▸ PROVIDED MATERIAL
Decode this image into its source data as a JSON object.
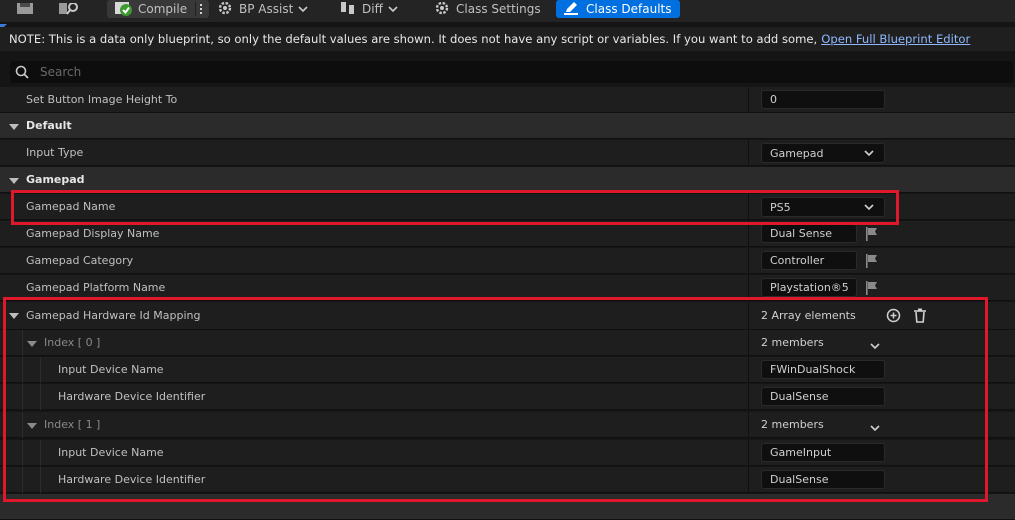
{
  "toolbar": {
    "compile_label": "Compile",
    "bp_assist_label": "BP Assist",
    "diff_label": "Diff",
    "class_settings_label": "Class Settings",
    "class_defaults_label": "Class Defaults"
  },
  "note": {
    "text": "NOTE: This is a data only blueprint, so only the default values are shown.  It does not have any script or variables.  If you want to add some,",
    "link": "Open Full Blueprint Editor"
  },
  "search": {
    "placeholder": "Search"
  },
  "rows": {
    "set_button_image_height": {
      "label": "Set Button Image Height To",
      "value": "0"
    },
    "default_category": {
      "label": "Default"
    },
    "input_type": {
      "label": "Input Type",
      "value": "Gamepad"
    },
    "gamepad_category": {
      "label": "Gamepad"
    },
    "gamepad_name": {
      "label": "Gamepad Name",
      "value": "PS5"
    },
    "gamepad_display_name": {
      "label": "Gamepad Display Name",
      "value": "Dual Sense"
    },
    "gamepad_category_prop": {
      "label": "Gamepad Category",
      "value": "Controller"
    },
    "gamepad_platform_name": {
      "label": "Gamepad Platform Name",
      "value": "Playstation®5"
    },
    "hardware_mapping": {
      "label": "Gamepad Hardware Id Mapping",
      "value": "2 Array elements"
    },
    "index0": {
      "label": "Index [ 0 ]",
      "value": "2 members"
    },
    "index0_input_device": {
      "label": "Input Device Name",
      "value": "FWinDualShock"
    },
    "index0_hw_id": {
      "label": "Hardware Device Identifier",
      "value": "DualSense"
    },
    "index1": {
      "label": "Index [ 1 ]",
      "value": "2 members"
    },
    "index1_input_device": {
      "label": "Input Device Name",
      "value": "GameInput"
    },
    "index1_hw_id": {
      "label": "Hardware Device Identifier",
      "value": "DualSense"
    }
  },
  "colors": {
    "accent": "#0070e0",
    "highlight": "#e0182b",
    "link": "#8fb8ff"
  }
}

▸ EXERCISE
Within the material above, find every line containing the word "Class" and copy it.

▸ RESPONSE BOX
    "class_settings_label": "Class Settings",
    "class_defaults_label": "Class Defaults"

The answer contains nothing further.